How far can this rally run?

Preface: Explaining our market timing models

We maintain several market timing models, each with differing time horizons. The “Ultimate Market Timing Model” is a long-term market timing model based on the research outlined in our post, Building the ultimate market timing model. This model tends to generate only a handful of signals each decade.


The Trend Asset Allocation Model is an asset allocation model that applies trend-following principles based on the inputs of global stock and commodity prices. This model has a shorter time horizon and tends to turn over about 4-6 times a year. The performance and full details of a model portfolio based on the out-of-sample signals of the Trend Model can be found here.



My inner trader uses a trading model, which is a blend of price momentum (is the Trend Model becoming more bullish, or bearish?) and overbought/oversold extremes (don’t buy if the trend is overbought, and vice versa). Subscribers receive real-time alerts of model changes, and a hypothetical trading record of the email alerts is updated weekly here.
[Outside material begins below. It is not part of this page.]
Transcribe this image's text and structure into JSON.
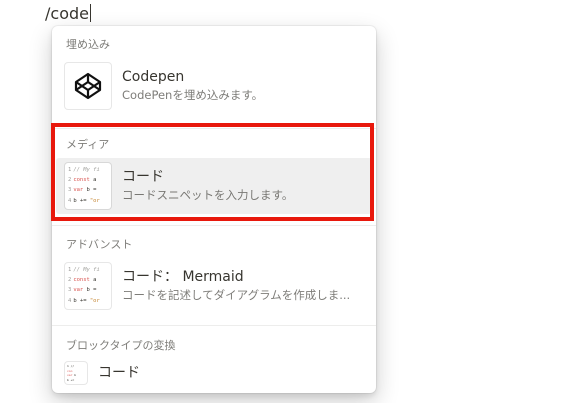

The hypothetical trading record of the trading model of the real-time alerts that began in March 2016 is shown below.



The latest signals of each model are as follows:

  • Ultimate market timing model: Buy equities (Last changed from “sell” on 28-Jul-2023)
  • Trend Model signal: Bullish (Last changed from “neutral” on 28-Jul-2023)
  • Trading model: Neutral (Last changed from “bullish” on 14-Nov-2023)

Update schedule: I generally update model readings on my site on weekends. I am also on X/Twitter at @humblestudent. Subscribers receive real-time alerts of trading model changes, and a hypothetical trading record of those email alerts is shown here.

Subscribers can access the latest signal in real time here.



An extraordinary price surge

The S&P 500 rally off the bottom in late October has been extraordinary. It resolved itself in a Zweig Breadth Thrust buy signal and four price gaps that likely won’t be filled. Classical chartists would characterize them as breakaway gaps indicating strong price momentum.


How far can this rally run?


Breakaway gaps

For some context on the price momentum that generated four consecutive price gaps in a short period, Jason Goepfert of SentimenTrader made a study of such events. While the sample size is relatively small (n=9), past returns of four unfilled price gaps showed very bullish results.


Price momentum can be thought of as “the stock market will continue to rally once it’s started rising”, while the price momentum factor is “stocks that outperform will continue to outperform”, regardless of market direction. Not only is the market’s price momentum strong, but the renewed performance of the price momentum factor also underscores the strength of this rally. The accompanying chart shows the relative performance of different price momentum factor ETFs, which have begun to beat the market in the last month.



Estimating upside potential

Under these circumstances, how should investors estimate upside potential? At what point should they take profits?


The point and figure chart offers some perspective from a longer-term point of view. Using different box sizes, the point and figure chart of the S&P 500 shows measured objectives in the 5300 range, which represents an upside potential of roughly 18%.



The point and figure chart of the NASDAQ Composite shows an even more impressive measured objective representing upside potential of over 20%.



Using the same technique, the upside potential for the Russell 2000, which is lagging the S&P 500, is similar to the S&P 500 at about 17%.



Unfortunately, the one drawback of point and figure charting is it’s silent on time horizon. While measured objectives are useful, it’s difficult to form realistic expectations of how long it will take to achieve those price objectives.



Sell signal triggers

For traders with shorter time horizons, I can offer a few indicators that can trigger a “take profit” warning.


The accompanying weekly chart shows the NYSE McClellan Summation Index (NYSI, middle panel). NYSI rebounded from a near oversold condition. If history is any guide, the rally will start to peter out when the stochastic (bottom panel) becomes overbought.



Here is the NASDAQ McClellan Summation Index (NASI). NASI reached an extreme oversold condition of under -1000 and bounced. Such severely oversold episodes have marked major market bottoms in the past, and the rally hasn’t ended until the stochastic becomes overbought. The NASI rebound from such an oversold extreme consequently results in my belief that megacap growth stocks will lead to the upside in this rally.